* **Aim of the task**
Each line in the data holding "true" should be listed.

* **Supplied records**
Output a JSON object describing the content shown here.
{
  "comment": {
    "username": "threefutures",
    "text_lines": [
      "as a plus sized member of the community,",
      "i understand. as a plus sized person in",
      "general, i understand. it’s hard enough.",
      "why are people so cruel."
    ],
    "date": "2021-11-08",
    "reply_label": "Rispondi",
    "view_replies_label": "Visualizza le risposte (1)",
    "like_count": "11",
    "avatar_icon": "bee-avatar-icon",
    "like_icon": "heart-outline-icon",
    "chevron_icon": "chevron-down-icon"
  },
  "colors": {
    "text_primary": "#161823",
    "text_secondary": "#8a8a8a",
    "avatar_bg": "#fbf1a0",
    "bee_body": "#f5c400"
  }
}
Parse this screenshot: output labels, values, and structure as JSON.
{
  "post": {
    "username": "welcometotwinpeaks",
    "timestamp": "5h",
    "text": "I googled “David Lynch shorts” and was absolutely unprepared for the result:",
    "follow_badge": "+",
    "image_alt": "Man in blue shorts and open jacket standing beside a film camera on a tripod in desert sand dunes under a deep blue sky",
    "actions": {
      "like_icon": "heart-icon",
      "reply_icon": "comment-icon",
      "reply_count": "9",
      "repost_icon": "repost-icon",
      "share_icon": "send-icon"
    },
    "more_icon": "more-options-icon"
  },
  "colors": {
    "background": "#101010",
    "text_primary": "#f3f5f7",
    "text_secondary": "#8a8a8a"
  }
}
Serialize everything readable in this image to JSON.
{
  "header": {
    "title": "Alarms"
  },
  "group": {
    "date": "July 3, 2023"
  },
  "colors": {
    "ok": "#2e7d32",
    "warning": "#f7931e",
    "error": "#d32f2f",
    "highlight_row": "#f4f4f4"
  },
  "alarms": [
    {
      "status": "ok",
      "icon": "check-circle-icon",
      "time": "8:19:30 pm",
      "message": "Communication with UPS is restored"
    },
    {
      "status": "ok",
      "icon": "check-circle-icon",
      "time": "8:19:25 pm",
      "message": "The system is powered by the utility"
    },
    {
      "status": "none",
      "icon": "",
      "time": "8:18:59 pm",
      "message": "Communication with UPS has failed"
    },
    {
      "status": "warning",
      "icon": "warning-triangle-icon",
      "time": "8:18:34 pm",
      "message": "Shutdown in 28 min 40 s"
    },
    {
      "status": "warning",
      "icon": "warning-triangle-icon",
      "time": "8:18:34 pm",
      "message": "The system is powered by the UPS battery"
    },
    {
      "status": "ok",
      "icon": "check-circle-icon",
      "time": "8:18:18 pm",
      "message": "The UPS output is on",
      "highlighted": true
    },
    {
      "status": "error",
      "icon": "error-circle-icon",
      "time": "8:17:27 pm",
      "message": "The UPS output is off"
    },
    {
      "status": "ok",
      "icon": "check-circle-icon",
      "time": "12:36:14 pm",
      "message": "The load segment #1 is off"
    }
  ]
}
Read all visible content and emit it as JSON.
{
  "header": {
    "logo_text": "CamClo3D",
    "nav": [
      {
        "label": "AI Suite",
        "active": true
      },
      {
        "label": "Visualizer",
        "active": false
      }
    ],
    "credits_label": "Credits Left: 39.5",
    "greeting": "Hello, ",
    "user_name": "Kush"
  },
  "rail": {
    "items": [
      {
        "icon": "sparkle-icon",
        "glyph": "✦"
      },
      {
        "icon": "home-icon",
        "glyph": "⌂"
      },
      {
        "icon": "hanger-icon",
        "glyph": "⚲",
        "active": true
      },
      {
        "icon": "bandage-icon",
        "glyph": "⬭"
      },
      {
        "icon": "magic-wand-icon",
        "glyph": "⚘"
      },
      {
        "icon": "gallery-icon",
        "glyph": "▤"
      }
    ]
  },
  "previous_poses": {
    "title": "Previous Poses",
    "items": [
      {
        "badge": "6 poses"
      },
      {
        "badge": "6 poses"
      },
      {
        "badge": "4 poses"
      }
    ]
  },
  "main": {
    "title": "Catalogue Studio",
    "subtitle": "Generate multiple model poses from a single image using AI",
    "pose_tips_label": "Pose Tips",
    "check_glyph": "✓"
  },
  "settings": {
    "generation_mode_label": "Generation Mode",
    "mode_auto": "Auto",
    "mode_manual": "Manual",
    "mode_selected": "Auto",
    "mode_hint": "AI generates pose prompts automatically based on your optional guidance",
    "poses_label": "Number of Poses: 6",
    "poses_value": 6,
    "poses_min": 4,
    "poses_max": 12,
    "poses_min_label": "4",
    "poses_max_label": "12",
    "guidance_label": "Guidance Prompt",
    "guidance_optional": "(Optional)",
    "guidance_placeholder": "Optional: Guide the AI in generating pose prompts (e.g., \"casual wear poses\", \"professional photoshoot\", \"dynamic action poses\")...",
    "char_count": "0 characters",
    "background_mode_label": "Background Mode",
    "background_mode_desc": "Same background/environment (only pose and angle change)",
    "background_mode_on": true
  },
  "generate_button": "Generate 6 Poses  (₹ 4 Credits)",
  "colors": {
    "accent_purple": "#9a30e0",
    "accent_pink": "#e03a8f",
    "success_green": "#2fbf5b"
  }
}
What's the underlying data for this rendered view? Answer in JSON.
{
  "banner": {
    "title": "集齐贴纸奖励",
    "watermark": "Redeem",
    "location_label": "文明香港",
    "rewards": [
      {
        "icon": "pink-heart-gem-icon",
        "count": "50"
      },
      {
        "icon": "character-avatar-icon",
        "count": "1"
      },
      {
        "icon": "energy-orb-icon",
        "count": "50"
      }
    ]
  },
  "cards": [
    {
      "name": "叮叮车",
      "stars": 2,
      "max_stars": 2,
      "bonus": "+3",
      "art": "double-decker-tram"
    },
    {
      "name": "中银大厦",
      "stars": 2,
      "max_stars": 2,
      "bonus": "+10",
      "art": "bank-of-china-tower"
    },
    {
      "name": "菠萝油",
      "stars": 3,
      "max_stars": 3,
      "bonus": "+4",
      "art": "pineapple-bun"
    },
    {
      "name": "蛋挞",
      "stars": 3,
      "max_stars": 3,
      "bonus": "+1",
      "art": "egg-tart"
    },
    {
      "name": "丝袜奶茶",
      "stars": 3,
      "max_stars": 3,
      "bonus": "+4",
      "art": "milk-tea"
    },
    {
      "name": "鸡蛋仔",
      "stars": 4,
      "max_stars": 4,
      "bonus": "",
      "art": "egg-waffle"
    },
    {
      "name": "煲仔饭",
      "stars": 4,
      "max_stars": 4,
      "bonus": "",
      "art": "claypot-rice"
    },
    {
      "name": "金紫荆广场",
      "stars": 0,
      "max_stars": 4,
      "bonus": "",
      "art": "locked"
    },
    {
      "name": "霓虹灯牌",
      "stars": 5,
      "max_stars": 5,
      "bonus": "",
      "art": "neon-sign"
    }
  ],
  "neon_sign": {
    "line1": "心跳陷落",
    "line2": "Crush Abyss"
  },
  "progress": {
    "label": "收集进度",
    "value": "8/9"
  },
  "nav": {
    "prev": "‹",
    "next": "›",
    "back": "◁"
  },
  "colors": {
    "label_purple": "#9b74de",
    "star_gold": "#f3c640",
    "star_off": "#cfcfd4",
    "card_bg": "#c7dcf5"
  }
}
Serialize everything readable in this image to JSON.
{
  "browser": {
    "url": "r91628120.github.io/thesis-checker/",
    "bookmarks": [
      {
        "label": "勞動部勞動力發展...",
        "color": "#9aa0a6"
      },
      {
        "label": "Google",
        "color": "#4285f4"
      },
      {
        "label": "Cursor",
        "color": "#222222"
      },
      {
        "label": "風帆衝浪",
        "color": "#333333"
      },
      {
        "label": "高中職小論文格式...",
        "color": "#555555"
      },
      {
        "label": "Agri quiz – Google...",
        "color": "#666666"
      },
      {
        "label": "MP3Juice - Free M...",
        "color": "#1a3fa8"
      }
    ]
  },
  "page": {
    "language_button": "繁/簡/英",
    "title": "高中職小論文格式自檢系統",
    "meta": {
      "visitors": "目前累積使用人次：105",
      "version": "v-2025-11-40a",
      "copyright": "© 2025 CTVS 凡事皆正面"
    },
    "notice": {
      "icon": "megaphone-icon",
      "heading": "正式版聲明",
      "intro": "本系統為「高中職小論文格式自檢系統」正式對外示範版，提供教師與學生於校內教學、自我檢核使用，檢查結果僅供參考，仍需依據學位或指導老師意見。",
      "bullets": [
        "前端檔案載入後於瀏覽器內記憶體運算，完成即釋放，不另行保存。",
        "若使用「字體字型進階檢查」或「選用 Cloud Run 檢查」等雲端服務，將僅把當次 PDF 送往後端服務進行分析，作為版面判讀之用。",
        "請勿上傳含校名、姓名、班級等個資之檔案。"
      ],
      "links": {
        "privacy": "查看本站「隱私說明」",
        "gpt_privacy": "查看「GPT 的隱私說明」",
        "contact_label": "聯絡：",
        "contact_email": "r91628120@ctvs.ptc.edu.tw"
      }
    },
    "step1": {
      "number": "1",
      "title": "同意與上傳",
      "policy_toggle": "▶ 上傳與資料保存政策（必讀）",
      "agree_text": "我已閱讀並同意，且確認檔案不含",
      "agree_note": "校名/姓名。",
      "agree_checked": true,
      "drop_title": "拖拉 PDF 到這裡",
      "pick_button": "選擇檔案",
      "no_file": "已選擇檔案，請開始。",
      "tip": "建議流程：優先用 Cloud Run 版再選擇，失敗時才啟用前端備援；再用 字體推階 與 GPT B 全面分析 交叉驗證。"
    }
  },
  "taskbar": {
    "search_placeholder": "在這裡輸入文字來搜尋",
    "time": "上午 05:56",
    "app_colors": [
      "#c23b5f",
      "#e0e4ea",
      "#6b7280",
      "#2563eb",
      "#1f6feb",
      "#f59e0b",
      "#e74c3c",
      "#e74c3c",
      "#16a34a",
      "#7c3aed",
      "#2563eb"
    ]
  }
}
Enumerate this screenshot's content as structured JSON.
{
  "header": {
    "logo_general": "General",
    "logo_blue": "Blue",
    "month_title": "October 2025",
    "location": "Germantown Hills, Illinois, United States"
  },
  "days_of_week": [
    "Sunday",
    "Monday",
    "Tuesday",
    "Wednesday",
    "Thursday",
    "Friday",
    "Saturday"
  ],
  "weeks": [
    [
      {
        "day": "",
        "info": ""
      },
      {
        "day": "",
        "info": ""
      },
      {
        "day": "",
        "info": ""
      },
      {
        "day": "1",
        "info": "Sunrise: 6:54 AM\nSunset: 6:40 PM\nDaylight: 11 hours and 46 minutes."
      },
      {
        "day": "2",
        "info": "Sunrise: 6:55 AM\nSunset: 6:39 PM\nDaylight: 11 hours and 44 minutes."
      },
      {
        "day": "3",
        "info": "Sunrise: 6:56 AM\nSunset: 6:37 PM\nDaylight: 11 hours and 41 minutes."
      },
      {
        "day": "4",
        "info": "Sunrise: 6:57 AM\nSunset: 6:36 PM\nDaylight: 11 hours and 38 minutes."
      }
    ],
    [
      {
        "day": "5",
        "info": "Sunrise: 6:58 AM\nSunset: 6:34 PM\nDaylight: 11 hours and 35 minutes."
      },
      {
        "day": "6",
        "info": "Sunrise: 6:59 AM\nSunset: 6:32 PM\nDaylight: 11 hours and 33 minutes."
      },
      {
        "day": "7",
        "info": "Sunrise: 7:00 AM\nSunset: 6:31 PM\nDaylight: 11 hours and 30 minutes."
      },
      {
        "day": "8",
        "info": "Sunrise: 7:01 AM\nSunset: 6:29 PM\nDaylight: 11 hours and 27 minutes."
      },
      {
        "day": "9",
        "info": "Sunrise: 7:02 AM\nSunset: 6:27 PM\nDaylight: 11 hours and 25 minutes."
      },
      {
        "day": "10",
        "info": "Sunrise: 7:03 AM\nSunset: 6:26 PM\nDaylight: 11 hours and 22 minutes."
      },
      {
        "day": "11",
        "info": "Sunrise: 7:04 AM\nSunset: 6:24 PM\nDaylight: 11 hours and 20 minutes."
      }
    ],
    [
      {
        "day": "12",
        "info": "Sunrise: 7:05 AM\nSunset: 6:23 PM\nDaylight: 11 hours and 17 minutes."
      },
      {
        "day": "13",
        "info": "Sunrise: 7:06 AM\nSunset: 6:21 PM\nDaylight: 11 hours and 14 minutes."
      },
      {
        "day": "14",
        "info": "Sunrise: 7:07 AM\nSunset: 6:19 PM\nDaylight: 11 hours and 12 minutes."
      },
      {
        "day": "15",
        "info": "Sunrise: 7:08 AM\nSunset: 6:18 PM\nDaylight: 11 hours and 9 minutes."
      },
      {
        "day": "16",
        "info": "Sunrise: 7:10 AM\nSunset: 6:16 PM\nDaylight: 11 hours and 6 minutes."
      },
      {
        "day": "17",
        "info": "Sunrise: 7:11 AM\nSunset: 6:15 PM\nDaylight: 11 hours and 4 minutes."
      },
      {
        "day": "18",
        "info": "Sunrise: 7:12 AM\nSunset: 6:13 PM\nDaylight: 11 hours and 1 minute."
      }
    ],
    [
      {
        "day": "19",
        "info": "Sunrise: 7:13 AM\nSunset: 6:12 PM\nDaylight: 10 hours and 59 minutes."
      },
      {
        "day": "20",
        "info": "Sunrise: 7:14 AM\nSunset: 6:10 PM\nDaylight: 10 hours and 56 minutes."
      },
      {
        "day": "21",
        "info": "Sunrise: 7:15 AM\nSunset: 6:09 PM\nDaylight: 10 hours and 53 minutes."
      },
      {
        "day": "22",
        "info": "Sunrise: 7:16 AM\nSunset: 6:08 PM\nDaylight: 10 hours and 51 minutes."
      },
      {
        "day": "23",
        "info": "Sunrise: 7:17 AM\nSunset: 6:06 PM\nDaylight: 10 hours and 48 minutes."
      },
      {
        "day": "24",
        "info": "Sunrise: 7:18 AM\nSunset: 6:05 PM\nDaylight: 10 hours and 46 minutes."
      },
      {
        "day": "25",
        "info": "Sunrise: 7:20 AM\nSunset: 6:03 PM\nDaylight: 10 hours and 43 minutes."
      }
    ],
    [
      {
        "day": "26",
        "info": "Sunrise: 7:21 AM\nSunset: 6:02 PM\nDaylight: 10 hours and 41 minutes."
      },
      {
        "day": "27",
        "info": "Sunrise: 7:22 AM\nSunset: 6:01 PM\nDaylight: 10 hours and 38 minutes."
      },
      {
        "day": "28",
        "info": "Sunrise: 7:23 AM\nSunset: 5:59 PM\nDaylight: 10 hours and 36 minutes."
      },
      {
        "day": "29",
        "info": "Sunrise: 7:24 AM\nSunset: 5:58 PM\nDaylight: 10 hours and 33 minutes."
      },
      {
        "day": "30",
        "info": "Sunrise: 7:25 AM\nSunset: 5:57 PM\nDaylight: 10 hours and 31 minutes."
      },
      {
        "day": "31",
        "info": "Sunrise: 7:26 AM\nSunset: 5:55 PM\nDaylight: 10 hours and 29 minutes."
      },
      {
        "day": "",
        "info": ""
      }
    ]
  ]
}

* **Exercise answer**
      "highlighted": true
        "active": true
        "active": true
    "background_mode_on": true
      "agree_checked": true,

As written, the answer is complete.